> [TASK REQUIREMENTS]
Locate the string "What" throughout the material and copy every line in which it occurs.

::::

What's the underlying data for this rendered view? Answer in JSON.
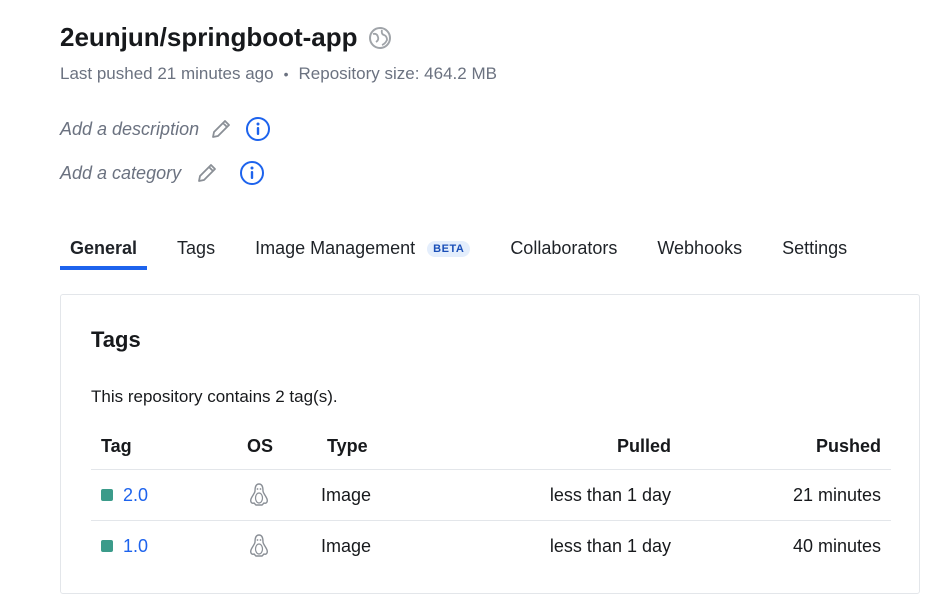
{
  "repo": {
    "name": "2eunjun/springboot-app",
    "last_pushed": "Last pushed 21 minutes ago",
    "separator": "•",
    "size": "Repository size: 464.2 MB",
    "description_placeholder": "Add a description",
    "category_placeholder": "Add a category"
  },
  "tabs": [
    {
      "label": "General",
      "active": true
    },
    {
      "label": "Tags"
    },
    {
      "label": "Image Management",
      "badge": "BETA"
    },
    {
      "label": "Collaborators"
    },
    {
      "label": "Webhooks"
    },
    {
      "label": "Settings"
    }
  ],
  "tags_panel": {
    "title": "Tags",
    "summary": "This repository contains 2 tag(s).",
    "headers": {
      "tag": "Tag",
      "os": "OS",
      "type": "Type",
      "pulled": "Pulled",
      "pushed": "Pushed"
    },
    "rows": [
      {
        "tag": "2.0",
        "os_icon": "linux-icon",
        "type": "Image",
        "pulled": "less than 1 day",
        "pushed": "21 minutes"
      },
      {
        "tag": "1.0",
        "os_icon": "linux-icon",
        "type": "Image",
        "pulled": "less than 1 day",
        "pushed": "40 minutes"
      }
    ]
  },
  "colors": {
    "accent": "#1d63ed",
    "tag_status": "#3b9b8a",
    "muted": "#6b7280"
  }
}
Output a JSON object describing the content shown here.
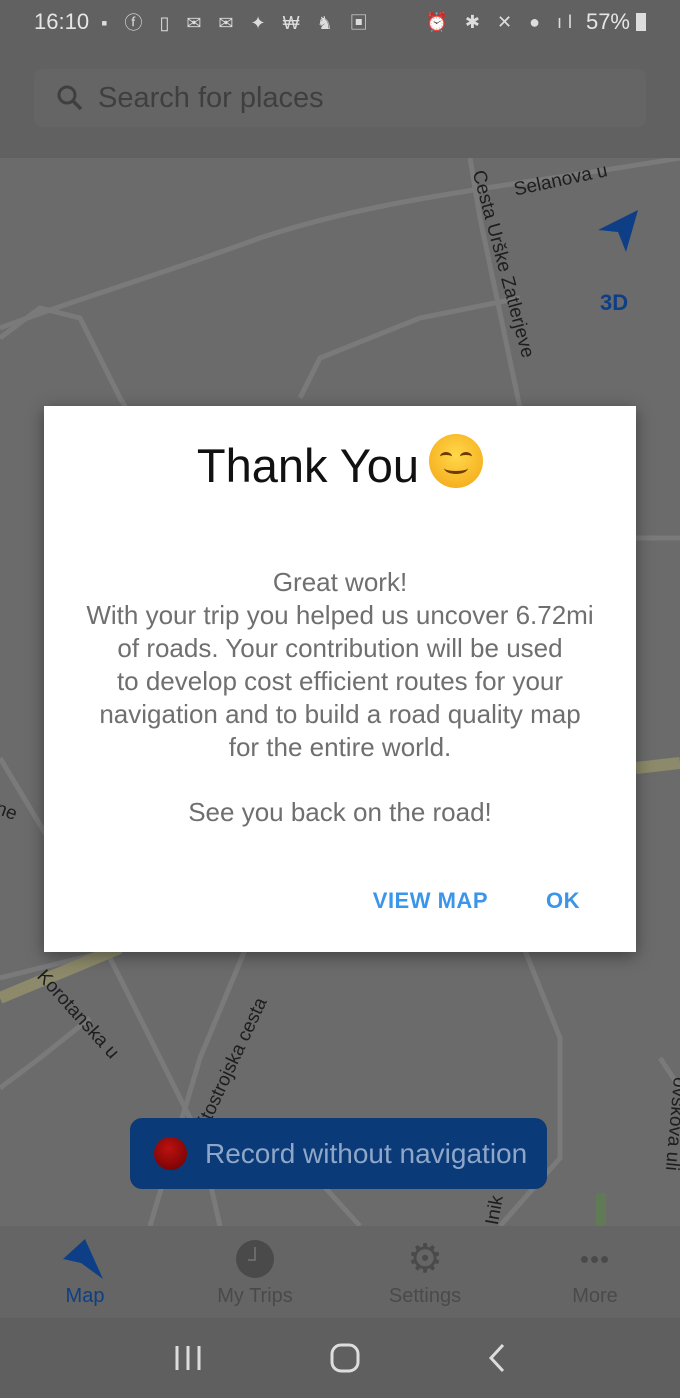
{
  "status_bar": {
    "time": "16:10",
    "notification_icons": "deezer facebook drink outlook gmail twitter washington-post app gallery",
    "system_icons": "alarm bluetooth mute location 4G+ signal",
    "battery": "57%"
  },
  "search": {
    "placeholder": "Search for places"
  },
  "map": {
    "labels": {
      "selanova": "Selanova u",
      "cesta": "Cesta Urške Zatlerjeve",
      "korotanska": "Korotanska u",
      "litostrojska": "itostrojska cesta",
      "nik": "Inik",
      "ovskova": "ovškova uli",
      "ne": "ne"
    },
    "view_3d": "3D",
    "accent": "#0e3f86"
  },
  "record_button": {
    "label": "Record without navigation"
  },
  "dialog": {
    "title": "Thank You",
    "emoji": "smiling-face",
    "lines": [
      "Great work!",
      "With your trip you helped us uncover 6.72mi",
      "of roads. Your contribution will be used",
      "to develop cost efficient routes for your",
      "navigation and to build a road quality map",
      "for the entire world."
    ],
    "closing": "See you back on the road!",
    "view_map": "VIEW MAP",
    "ok": "OK",
    "button_color": "#3b95ea"
  },
  "bottom_nav": {
    "items": [
      {
        "label": "Map",
        "icon": "navigation-arrow-icon",
        "active": true
      },
      {
        "label": "My Trips",
        "icon": "clock-icon",
        "active": false
      },
      {
        "label": "Settings",
        "icon": "gear-icon",
        "active": false
      },
      {
        "label": "More",
        "icon": "more-dots-icon",
        "active": false
      }
    ]
  }
}
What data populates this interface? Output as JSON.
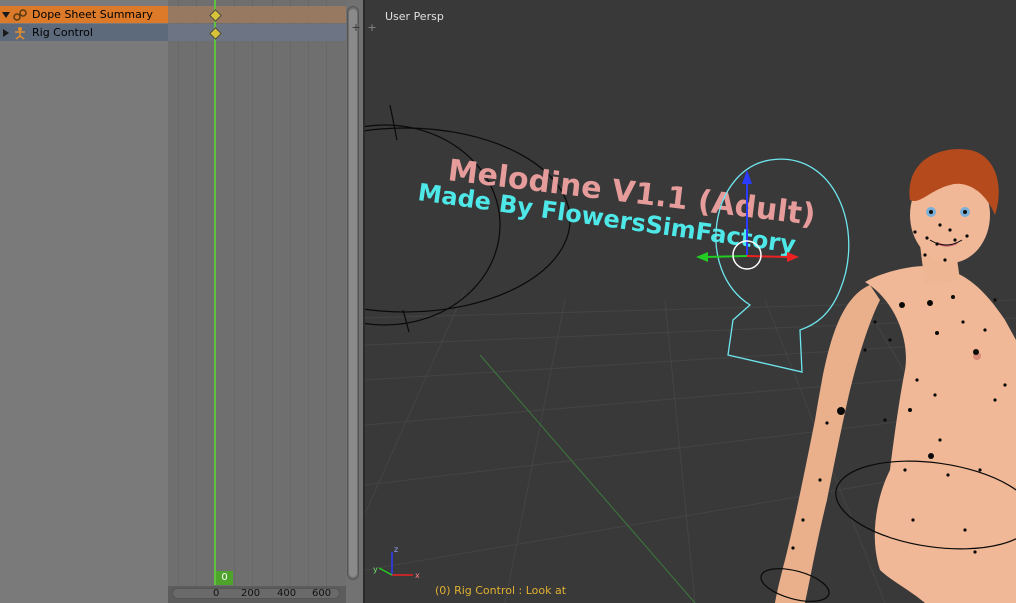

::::

> [RESPONSE AREA]
What's the underlying data for this rendered view? Answer in JSON.
What data populates this interface? Output as JSON.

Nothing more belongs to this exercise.